** Data for the task follows **
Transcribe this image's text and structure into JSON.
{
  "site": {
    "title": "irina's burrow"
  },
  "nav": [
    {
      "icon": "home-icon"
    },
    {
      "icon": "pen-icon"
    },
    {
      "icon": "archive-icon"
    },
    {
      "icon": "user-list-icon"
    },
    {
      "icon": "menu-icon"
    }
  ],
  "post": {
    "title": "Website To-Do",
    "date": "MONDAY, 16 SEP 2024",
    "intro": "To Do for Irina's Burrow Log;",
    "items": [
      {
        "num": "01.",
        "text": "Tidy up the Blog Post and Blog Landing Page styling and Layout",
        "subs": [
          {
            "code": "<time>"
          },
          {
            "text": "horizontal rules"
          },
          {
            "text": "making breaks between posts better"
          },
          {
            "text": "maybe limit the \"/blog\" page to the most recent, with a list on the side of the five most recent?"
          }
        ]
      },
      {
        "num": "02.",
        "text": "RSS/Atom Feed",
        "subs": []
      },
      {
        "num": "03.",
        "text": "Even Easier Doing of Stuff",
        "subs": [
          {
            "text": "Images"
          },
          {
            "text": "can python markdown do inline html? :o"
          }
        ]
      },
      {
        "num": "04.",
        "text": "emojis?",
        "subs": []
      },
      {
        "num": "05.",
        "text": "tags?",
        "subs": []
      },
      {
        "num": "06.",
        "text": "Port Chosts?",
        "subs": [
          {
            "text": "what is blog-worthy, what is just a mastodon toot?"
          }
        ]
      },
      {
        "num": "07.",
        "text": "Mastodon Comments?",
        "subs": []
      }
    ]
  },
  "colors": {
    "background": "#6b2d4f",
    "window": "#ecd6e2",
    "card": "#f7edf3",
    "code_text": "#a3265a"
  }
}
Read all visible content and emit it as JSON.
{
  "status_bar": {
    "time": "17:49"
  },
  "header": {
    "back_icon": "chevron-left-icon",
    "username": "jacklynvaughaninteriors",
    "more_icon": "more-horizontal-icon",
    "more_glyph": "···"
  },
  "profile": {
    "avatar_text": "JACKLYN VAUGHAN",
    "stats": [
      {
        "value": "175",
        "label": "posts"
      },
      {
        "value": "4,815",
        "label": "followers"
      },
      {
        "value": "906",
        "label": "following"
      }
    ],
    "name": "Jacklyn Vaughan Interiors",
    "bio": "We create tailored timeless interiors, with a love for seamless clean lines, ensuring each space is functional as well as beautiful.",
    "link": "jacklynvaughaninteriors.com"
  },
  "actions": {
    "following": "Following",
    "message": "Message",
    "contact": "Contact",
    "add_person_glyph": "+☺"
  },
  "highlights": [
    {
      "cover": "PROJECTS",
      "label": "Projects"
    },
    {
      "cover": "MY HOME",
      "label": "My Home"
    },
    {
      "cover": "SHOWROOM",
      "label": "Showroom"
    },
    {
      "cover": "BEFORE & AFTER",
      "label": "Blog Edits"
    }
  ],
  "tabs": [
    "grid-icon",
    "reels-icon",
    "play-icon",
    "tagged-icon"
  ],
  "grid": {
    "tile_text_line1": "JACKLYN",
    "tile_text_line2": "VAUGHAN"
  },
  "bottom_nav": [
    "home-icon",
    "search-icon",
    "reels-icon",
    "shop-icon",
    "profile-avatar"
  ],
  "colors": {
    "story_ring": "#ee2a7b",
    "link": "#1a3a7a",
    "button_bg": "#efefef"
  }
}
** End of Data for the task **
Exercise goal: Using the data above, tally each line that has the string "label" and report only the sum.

The answer: 7